May 10, 2013 -- Left Unity, posted at Links International Journal of Socialist Renewal with Murray Smith's permission -- Having followed with sympathy the emergence of Left Unity and the possibility of a new party of the left being launched, I read with interest the two-part article by an anonymous figure, who may or may not be called Michael Ford, which may or may not be a pseudonym. I’m sure we’ll find out. For the purposes of this article, I will refer to him as Ford. In any case, whoever wrote it, the aim of the article is clearly to try and discredit the perspective of building a new party to the left of Labour and validate that of working with/within the Labour Party to drive it to the left.
There will undoubtedly be many replies to Ford from people who are directly involved in politics in Britain, which I am not at present. However, an important part of Ford’s argument is to try and demonstrate that the political forces to the left of social democracy in Europe don’t amount to much, either politically or in terms of their support. In doing so, frankly, he paints a picture which has little relation to reality. This is what I want to take up .
Syriza poster, Synaspismos office in Athens, Helena Sheehan on the streets with Syriza in Athens.
By Helena Sheehan
January 21, 2013 -- Irish Left Review, posted at Links International Journal of Socialist Renewal at the author's suggestion and with her permission -- A monumental drama is playing out before our eyes. It is a true Greek tragedy. The plot: A society is being pushed to its limits. The denouement is not yet determined, but survival is at stake and prospects are precarious. Greece is at the sharp end of a radical and risky experiment in how far accumulation by dispossession can go, how much expropriation can be endured, how far the state can be subordinated to the market. It is a global narrative, but the story is a few episodes ahead here.
Greece in the eye of the storm (the Greek left, SYRIZA and the limits of the concept of ‘left reformism’)
By Paul Kellogg
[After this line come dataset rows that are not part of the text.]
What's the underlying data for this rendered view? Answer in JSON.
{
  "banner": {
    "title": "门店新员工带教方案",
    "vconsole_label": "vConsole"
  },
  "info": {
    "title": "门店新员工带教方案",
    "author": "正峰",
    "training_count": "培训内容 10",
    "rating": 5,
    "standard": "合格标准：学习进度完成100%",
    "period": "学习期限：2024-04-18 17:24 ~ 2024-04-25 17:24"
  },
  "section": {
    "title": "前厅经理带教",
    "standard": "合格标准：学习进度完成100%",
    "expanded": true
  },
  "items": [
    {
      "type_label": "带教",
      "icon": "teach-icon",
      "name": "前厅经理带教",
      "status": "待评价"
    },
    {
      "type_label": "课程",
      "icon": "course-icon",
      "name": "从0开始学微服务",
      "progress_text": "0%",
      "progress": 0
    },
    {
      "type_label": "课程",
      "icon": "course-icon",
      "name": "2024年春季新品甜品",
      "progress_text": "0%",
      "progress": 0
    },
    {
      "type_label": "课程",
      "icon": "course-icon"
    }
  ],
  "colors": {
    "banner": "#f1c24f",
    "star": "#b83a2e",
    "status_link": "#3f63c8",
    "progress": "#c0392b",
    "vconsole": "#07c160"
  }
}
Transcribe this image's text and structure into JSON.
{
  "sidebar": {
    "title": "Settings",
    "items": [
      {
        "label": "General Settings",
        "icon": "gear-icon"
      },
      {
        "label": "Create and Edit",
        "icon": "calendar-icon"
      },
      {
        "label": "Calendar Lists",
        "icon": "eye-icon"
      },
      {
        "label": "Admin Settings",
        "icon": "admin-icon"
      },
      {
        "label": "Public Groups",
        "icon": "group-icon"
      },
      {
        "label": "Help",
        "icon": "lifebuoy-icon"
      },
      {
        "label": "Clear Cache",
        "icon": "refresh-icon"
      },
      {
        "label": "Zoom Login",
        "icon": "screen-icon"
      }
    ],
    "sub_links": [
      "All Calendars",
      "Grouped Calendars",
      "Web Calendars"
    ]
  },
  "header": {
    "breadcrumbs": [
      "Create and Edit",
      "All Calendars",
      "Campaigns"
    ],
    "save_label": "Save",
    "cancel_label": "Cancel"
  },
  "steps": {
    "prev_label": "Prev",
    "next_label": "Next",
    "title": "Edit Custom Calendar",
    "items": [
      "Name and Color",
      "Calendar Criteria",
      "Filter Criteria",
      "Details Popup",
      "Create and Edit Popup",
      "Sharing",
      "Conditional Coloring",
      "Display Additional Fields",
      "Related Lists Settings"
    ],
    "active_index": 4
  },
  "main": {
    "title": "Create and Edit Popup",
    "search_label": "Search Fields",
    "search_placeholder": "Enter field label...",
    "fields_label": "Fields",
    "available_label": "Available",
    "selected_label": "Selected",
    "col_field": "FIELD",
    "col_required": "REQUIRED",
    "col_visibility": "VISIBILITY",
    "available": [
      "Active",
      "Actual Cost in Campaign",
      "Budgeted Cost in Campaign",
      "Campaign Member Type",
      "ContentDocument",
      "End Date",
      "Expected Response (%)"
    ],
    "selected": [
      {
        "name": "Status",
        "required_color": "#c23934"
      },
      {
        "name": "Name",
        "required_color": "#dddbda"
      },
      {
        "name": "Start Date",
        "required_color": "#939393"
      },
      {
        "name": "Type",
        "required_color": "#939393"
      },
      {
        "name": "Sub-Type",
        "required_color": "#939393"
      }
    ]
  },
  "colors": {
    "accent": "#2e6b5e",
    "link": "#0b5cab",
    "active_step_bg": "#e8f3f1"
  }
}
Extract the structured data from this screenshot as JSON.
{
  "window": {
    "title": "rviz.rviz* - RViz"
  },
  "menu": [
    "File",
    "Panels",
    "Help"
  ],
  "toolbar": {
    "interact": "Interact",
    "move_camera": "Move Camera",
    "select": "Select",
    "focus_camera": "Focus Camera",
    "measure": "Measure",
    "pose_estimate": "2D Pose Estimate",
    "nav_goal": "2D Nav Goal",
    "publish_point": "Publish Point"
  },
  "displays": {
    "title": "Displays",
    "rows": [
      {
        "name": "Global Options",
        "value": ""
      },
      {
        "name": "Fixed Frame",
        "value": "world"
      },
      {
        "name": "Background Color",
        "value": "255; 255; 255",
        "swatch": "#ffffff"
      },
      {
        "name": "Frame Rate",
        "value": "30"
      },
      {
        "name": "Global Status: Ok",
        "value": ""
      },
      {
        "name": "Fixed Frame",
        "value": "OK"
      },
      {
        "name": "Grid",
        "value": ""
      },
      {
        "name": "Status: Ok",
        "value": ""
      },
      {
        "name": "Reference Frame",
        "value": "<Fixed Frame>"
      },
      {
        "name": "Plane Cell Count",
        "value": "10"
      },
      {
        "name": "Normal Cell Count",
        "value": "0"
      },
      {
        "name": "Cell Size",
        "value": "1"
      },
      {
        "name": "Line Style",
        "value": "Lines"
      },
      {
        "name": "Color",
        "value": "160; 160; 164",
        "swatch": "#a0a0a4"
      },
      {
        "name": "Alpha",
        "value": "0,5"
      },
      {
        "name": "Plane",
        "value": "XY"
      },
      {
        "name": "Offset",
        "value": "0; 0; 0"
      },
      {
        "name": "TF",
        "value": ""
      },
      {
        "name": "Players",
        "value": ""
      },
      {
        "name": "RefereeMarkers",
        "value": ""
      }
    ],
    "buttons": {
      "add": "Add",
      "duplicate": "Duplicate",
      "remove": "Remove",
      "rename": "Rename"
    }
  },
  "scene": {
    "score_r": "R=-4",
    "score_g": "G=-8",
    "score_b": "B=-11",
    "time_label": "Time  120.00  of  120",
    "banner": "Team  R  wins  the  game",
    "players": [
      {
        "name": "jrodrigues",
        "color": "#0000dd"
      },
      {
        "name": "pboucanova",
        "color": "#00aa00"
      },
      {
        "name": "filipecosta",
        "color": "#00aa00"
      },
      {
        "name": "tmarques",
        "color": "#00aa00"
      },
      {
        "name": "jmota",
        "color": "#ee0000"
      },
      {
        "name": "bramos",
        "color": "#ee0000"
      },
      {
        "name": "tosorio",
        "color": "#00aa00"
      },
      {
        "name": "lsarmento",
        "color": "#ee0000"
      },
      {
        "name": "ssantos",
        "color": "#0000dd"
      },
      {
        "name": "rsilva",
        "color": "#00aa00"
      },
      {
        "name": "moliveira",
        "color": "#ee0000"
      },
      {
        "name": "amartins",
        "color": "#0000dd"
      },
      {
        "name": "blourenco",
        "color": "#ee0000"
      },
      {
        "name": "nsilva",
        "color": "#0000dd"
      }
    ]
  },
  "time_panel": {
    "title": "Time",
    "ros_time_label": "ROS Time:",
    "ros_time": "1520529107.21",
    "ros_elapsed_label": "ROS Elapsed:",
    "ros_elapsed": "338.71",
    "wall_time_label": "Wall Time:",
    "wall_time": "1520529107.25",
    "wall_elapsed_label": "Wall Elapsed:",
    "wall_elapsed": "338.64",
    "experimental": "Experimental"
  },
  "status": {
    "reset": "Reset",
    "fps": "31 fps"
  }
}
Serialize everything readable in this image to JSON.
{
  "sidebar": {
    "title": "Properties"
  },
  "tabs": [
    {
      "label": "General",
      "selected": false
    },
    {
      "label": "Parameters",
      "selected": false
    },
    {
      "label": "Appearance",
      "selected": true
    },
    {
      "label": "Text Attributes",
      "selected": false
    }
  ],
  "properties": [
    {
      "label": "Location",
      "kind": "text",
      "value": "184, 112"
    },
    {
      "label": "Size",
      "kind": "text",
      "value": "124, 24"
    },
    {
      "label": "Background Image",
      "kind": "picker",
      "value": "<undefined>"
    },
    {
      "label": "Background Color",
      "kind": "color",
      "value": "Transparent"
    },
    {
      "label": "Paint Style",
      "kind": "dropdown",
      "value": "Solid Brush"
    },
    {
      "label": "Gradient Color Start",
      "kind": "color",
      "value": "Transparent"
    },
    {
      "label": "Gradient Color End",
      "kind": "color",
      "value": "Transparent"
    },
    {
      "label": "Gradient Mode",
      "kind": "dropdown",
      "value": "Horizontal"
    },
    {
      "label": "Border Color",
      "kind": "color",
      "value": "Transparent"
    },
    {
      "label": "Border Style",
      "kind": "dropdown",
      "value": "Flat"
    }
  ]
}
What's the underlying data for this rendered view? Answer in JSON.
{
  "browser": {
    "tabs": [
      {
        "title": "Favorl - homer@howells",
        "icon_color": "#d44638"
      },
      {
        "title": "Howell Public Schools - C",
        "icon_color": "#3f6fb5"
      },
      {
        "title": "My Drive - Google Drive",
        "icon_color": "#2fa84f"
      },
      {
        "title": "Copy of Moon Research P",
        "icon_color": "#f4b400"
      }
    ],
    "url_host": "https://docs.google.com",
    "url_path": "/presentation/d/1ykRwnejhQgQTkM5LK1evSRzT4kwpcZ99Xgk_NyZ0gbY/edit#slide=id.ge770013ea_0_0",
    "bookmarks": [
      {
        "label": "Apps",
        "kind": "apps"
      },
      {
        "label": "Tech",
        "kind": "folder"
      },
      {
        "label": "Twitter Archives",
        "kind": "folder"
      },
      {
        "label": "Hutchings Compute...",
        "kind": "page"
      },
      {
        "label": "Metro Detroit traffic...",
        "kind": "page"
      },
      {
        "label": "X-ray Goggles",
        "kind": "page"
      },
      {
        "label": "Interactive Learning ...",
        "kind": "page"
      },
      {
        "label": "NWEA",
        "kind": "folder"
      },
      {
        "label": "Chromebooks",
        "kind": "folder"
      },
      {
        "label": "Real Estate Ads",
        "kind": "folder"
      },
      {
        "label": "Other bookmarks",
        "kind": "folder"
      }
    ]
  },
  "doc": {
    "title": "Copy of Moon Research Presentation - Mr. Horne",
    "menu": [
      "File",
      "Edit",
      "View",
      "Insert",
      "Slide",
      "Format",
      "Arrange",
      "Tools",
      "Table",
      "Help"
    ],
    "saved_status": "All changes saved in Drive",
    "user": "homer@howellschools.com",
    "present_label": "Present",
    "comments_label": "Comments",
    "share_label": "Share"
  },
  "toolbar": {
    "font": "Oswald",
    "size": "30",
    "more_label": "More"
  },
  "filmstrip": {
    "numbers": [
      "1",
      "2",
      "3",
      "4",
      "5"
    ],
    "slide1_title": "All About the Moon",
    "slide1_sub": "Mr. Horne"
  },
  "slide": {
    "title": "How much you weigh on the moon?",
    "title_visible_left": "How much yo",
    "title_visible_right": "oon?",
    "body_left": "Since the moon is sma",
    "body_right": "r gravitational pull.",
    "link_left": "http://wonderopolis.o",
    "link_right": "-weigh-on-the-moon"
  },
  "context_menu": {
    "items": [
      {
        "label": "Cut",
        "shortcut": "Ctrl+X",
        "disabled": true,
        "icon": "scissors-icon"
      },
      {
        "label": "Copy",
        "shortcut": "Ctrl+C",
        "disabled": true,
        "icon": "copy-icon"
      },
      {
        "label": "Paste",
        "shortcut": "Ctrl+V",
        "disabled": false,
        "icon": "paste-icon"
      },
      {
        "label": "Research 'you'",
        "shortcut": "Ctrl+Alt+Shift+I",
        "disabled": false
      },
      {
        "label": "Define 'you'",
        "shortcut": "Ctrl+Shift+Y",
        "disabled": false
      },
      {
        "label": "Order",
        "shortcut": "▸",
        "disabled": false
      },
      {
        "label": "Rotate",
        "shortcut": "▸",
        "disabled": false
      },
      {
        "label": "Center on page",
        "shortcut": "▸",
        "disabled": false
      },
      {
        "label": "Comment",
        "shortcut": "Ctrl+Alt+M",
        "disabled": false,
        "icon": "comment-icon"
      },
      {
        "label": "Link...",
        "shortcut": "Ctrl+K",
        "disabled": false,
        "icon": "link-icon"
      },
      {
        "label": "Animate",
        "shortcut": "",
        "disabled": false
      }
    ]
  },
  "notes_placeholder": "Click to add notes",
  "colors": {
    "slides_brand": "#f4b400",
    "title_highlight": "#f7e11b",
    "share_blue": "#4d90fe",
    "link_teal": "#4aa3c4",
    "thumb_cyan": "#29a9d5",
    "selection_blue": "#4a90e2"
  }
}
November 18, 2012 – Links International Journal of Socialist Renewal, originally published as six notes at PolEcon.net. Republished here with Paul Kellogg’s permission.-- An economic crisis of enormous proportions has erupted in a first world country in the global North. The scale of the economic crisis in Greece has few modern equivalents, and is at the root of a massive social and political upheaval. Navigating that crisis poses difficult challenges for the social movements in Greece, and has important lessons for activists around the world. The article that follows is an attempt to provide information that can assist those, unfamiliar with the situation in Greece, in navigating this situation.